For the past few years, in addition to performing a Shakespeare play, the men have written and performed autobiographical stories inspired by the themes in the plays. Some of these scripts are available online.
We believe that arts programs in correctional institutions give inmates a valuable tool for healing, growth and change. Inmates who study and perform Shakespeare challenge themselves to achieve something most had never dreamed of before coming to prison. They learn to work together as a team, resolve problems creatively, express emotions, practice empathy and compassion, set goals, understand themselves and others more deeply, and achieve something which can make them and their families proud.
“Stories from San Quentin”, the Parallel Plays written by the men, allow them to connect the themes of Shakespeare’s plays with their own lives. The stories inspired by “Hamlet” touch on revenge, suicide, forgiveness for murder, abandonment by mothers, and conscience among other themes. They are moving testaments to power of Shakespeare’s inspiration.
In 2014, the California Arts Council chose Marin Shakespeare Company as one of seven recipients of its inaugural Arts in Corrections grant program. Funding supports Shakespeare at San Quentin, as well as Shakespeare at Solano Prison.
We have been grateful to the support of the California Arts Council, William James Association, Cal Humanities, the Rosenberger Family Fund, and Santa Clara University for their support.
Shakespeare at San Quentin is a program of Marin Shakespeare Company.
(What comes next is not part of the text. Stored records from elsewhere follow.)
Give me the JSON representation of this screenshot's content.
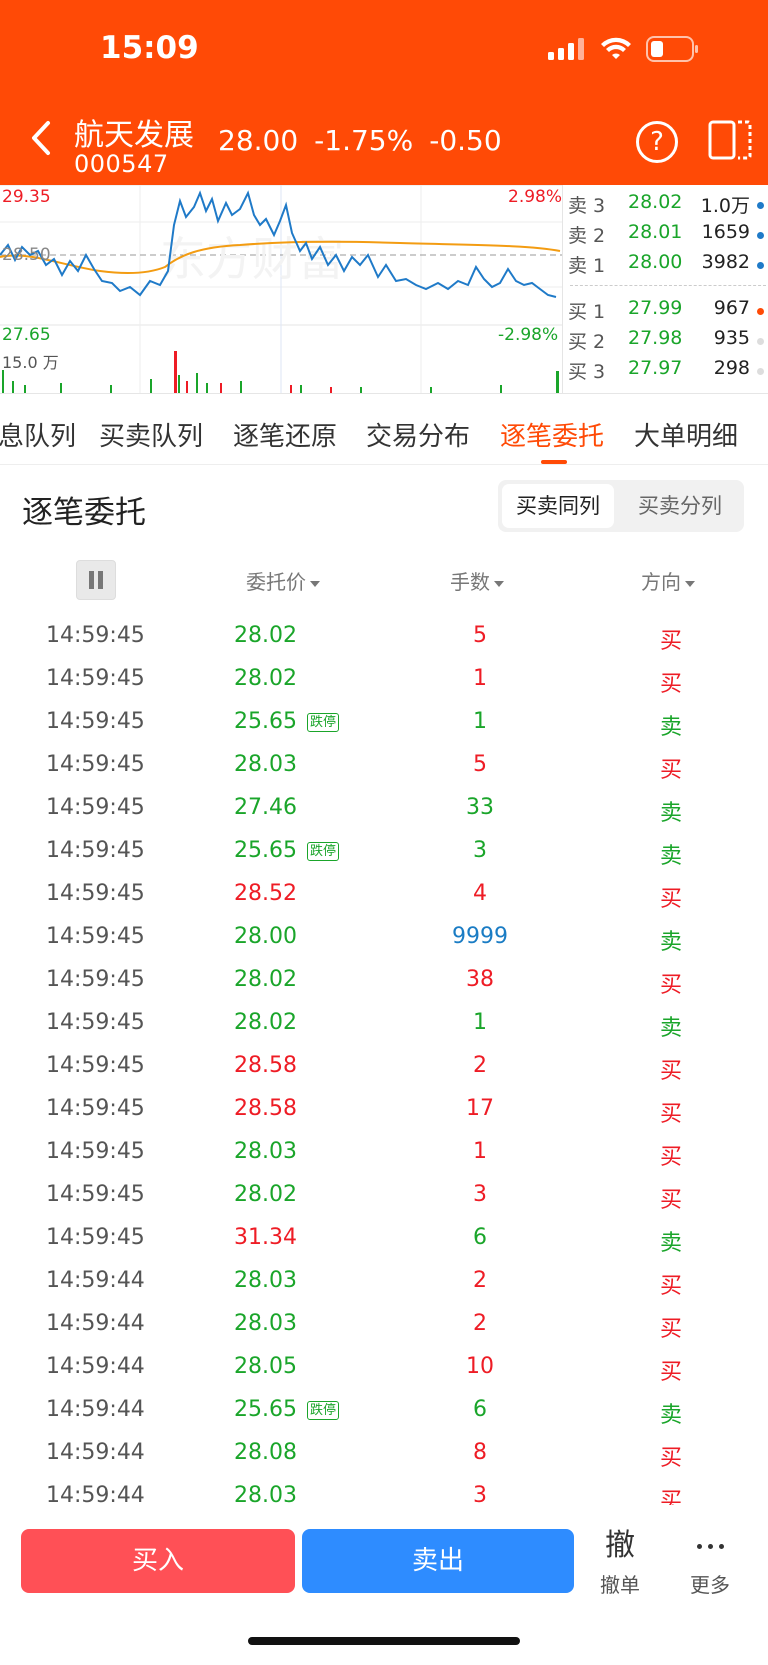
{
  "status": {
    "time": "15:09"
  },
  "stock": {
    "name": "航天发展",
    "code": "000547",
    "price": "28.00",
    "change_pct": "-1.75%",
    "change": "-0.50"
  },
  "mini_chart": {
    "high": "29.35",
    "low": "27.65",
    "ref": "28.50",
    "high_pct": "2.98%",
    "low_pct": "-2.98%",
    "vol_label": "15.0 万",
    "watermark": "东方财富"
  },
  "order_book": {
    "asks": [
      {
        "label": "卖 3",
        "price": "28.02",
        "vol": "1.0万"
      },
      {
        "label": "卖 2",
        "price": "28.01",
        "vol": "1659"
      },
      {
        "label": "卖 1",
        "price": "28.00",
        "vol": "3982"
      }
    ],
    "bids": [
      {
        "label": "买 1",
        "price": "27.99",
        "vol": "967"
      },
      {
        "label": "买 2",
        "price": "27.98",
        "vol": "935"
      },
      {
        "label": "买 3",
        "price": "27.97",
        "vol": "298"
      }
    ]
  },
  "tabs": [
    "息队列",
    "买卖队列",
    "逐笔还原",
    "交易分布",
    "逐笔委托",
    "大单明细"
  ],
  "active_tab": "逐笔委托",
  "section": {
    "title": "逐笔委托",
    "seg_same": "买卖同列",
    "seg_split": "买卖分列"
  },
  "columns": {
    "price": "委托价",
    "qty": "手数",
    "dir": "方向"
  },
  "rows": [
    {
      "time": "14:59:45",
      "price": "28.02",
      "tag": "",
      "qty": "5",
      "dir": "买"
    },
    {
      "time": "14:59:45",
      "price": "28.02",
      "tag": "",
      "qty": "1",
      "dir": "买"
    },
    {
      "time": "14:59:45",
      "price": "25.65",
      "tag": "跌停",
      "qty": "1",
      "dir": "卖"
    },
    {
      "time": "14:59:45",
      "price": "28.03",
      "tag": "",
      "qty": "5",
      "dir": "买"
    },
    {
      "time": "14:59:45",
      "price": "27.46",
      "tag": "",
      "qty": "33",
      "dir": "卖"
    },
    {
      "time": "14:59:45",
      "price": "25.65",
      "tag": "跌停",
      "qty": "3",
      "dir": "卖"
    },
    {
      "time": "14:59:45",
      "price": "28.52",
      "tag": "",
      "qty": "4",
      "dir": "买"
    },
    {
      "time": "14:59:45",
      "price": "28.00",
      "tag": "",
      "qty": "9999",
      "dir": "卖"
    },
    {
      "time": "14:59:45",
      "price": "28.02",
      "tag": "",
      "qty": "38",
      "dir": "买"
    },
    {
      "time": "14:59:45",
      "price": "28.02",
      "tag": "",
      "qty": "1",
      "dir": "卖"
    },
    {
      "time": "14:59:45",
      "price": "28.58",
      "tag": "",
      "qty": "2",
      "dir": "买"
    },
    {
      "time": "14:59:45",
      "price": "28.58",
      "tag": "",
      "qty": "17",
      "dir": "买"
    },
    {
      "time": "14:59:45",
      "price": "28.03",
      "tag": "",
      "qty": "1",
      "dir": "买"
    },
    {
      "time": "14:59:45",
      "price": "28.02",
      "tag": "",
      "qty": "3",
      "dir": "买"
    },
    {
      "time": "14:59:45",
      "price": "31.34",
      "tag": "",
      "qty": "6",
      "dir": "卖"
    },
    {
      "time": "14:59:44",
      "price": "28.03",
      "tag": "",
      "qty": "2",
      "dir": "买"
    },
    {
      "time": "14:59:44",
      "price": "28.03",
      "tag": "",
      "qty": "2",
      "dir": "买"
    },
    {
      "time": "14:59:44",
      "price": "28.05",
      "tag": "",
      "qty": "10",
      "dir": "买"
    },
    {
      "time": "14:59:44",
      "price": "25.65",
      "tag": "跌停",
      "qty": "6",
      "dir": "卖"
    },
    {
      "time": "14:59:44",
      "price": "28.08",
      "tag": "",
      "qty": "8",
      "dir": "买"
    },
    {
      "time": "14:59:44",
      "price": "28.03",
      "tag": "",
      "qty": "3",
      "dir": "买"
    }
  ],
  "colors": {
    "up": "#ee1c25",
    "down": "#1aa52a",
    "big": "#1a7cc4",
    "brand": "#ff4a06"
  },
  "bottom": {
    "buy": "买入",
    "sell": "卖出",
    "cancel_glyph": "撤",
    "cancel": "撤单",
    "more": "更多"
  }
}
If you’d like more information, or would like to help support this work, please contact Lesley Schisgall Currier at Marin Shakespeare Company.
This project was made possible with support from Cal Humanities, a non-profit partner of the National Endowment for the Humanities. Visit www.calhum.org.
To make a donation in support of Shakespeare at San Quentin, click here